→ Goal of the exercise: All the data that follows should be repeated exactly, without a single picture.
*** Opening of Given records ***
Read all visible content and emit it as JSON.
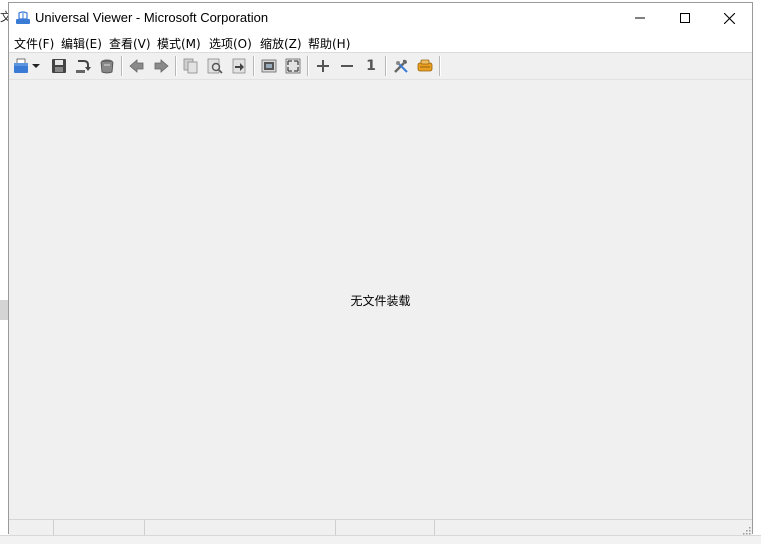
{
  "window": {
    "title": "Universal Viewer - Microsoft Corporation"
  },
  "menu": [
    {
      "label": "文件(F)"
    },
    {
      "label": "编辑(E)"
    },
    {
      "label": "查看(V)"
    },
    {
      "label": "模式(M)"
    },
    {
      "label": "选项(O)"
    },
    {
      "label": "缩放(Z)"
    },
    {
      "label": "帮助(H)"
    }
  ],
  "toolbar": {
    "icons": [
      "open-file-icon",
      "dropdown-arrow-icon",
      "save-icon",
      "reload-icon",
      "print-icon",
      "back-icon",
      "forward-icon",
      "copy-icon",
      "find-icon",
      "goto-icon",
      "fit-window-icon",
      "fullscreen-icon",
      "zoom-in-icon",
      "zoom-out-icon",
      "actual-size-icon",
      "tools-icon",
      "plugins-icon"
    ],
    "actual_size_label": "1"
  },
  "content": {
    "empty_message": "无文件装载"
  },
  "background": {
    "left_char": "文"
  },
  "colors": {
    "accent": "#3a7bd5",
    "window_bg": "#f0f0f0",
    "titlebar_bg": "#ffffff"
  }
}
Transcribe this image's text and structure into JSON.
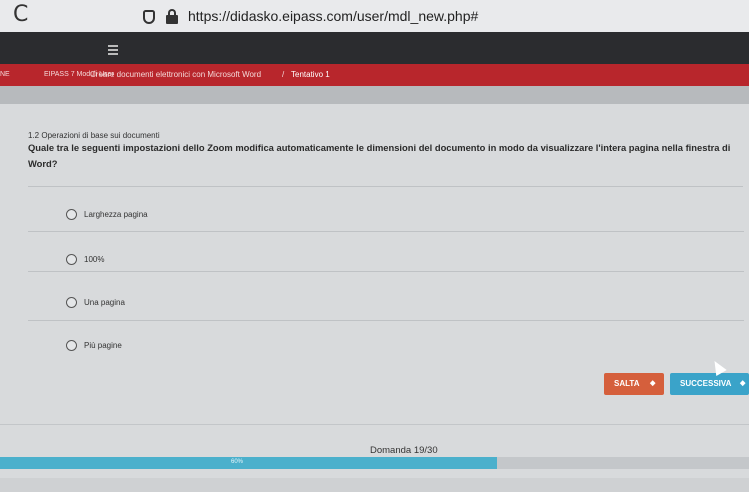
{
  "browser": {
    "reload_glyph": "C",
    "url": "https://didasko.eipass.com/user/mdl_new.php#"
  },
  "breadcrumb": {
    "items": [
      "NE",
      "EIPASS 7 Moduli User",
      "Creare documenti elettronici con Microsoft Word",
      "Tentativo 1"
    ]
  },
  "quiz": {
    "section_title": "1.2 Operazioni di base sui documenti",
    "question": "Quale tra le seguenti impostazioni dello Zoom modifica automaticamente le dimensioni del documento in modo da visualizzare l'intera pagina nella finestra di Word?",
    "options": [
      "Larghezza pagina",
      "100%",
      "Una pagina",
      "Più pagine"
    ],
    "skip_label": "SALTA",
    "next_label": "SUCCESSIVA",
    "counter": "Domanda 19/30",
    "progress_label": "60%",
    "progress_fraction": 0.6633
  },
  "colors": {
    "breadcrumb_bg": "#b8262c",
    "skip_button": "#d55f3c",
    "next_button": "#3aa3c9",
    "progress_fill": "#4bb0cc"
  },
  "icons": {
    "reload": "reload-icon",
    "shield": "shield-icon",
    "lock": "lock-icon",
    "menu": "hamburger-menu-icon",
    "arrow": "arrow-right-icon"
  }
}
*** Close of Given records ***
→ Answer to the problem:
Read all visible content and emit it as JSON.
{
  "window": {
    "title": "Universal Viewer - Microsoft Corporation"
  },
  "menu": [
    {
      "label": "文件(F)"
    },
    {
      "label": "编辑(E)"
    },
    {
      "label": "查看(V)"
    },
    {
      "label": "模式(M)"
    },
    {
      "label": "选项(O)"
    },
    {
      "label": "缩放(Z)"
    },
    {
      "label": "帮助(H)"
    }
  ],
  "toolbar": {
    "icons": [
      "open-file-icon",
      "dropdown-arrow-icon",
      "save-icon",
      "reload-icon",
      "print-icon",
      "back-icon",
      "forward-icon",
      "copy-icon",
      "find-icon",
      "goto-icon",
      "fit-window-icon",
      "fullscreen-icon",
      "zoom-in-icon",
      "zoom-out-icon",
      "actual-size-icon",
      "tools-icon",
      "plugins-icon"
    ],
    "actual_size_label": "1"
  },
  "content": {
    "empty_message": "无文件装载"
  },
  "background": {
    "left_char": "文"
  },
  "colors": {
    "accent": "#3a7bd5",
    "window_bg": "#f0f0f0",
    "titlebar_bg": "#ffffff"
  }
}
Transcribe this image's text and structure into JSON.
{
  "browser": {
    "reload_glyph": "C",
    "url": "https://didasko.eipass.com/user/mdl_new.php#"
  },
  "breadcrumb": {
    "items": [
      "NE",
      "EIPASS 7 Moduli User",
      "Creare documenti elettronici con Microsoft Word",
      "Tentativo 1"
    ]
  },
  "quiz": {
    "section_title": "1.2 Operazioni di base sui documenti",
    "question": "Quale tra le seguenti impostazioni dello Zoom modifica automaticamente le dimensioni del documento in modo da visualizzare l'intera pagina nella finestra di Word?",
    "options": [
      "Larghezza pagina",
      "100%",
      "Una pagina",
      "Più pagine"
    ],
    "skip_label": "SALTA",
    "next_label": "SUCCESSIVA",
    "counter": "Domanda 19/30",
    "progress_label": "60%",
    "progress_fraction": 0.6633
  },
  "colors": {
    "breadcrumb_bg": "#b8262c",
    "skip_button": "#d55f3c",
    "next_button": "#3aa3c9",
    "progress_fill": "#4bb0cc"
  },
  "icons": {
    "reload": "reload-icon",
    "shield": "shield-icon",
    "lock": "lock-icon",
    "menu": "hamburger-menu-icon",
    "arrow": "arrow-right-icon"
  }
}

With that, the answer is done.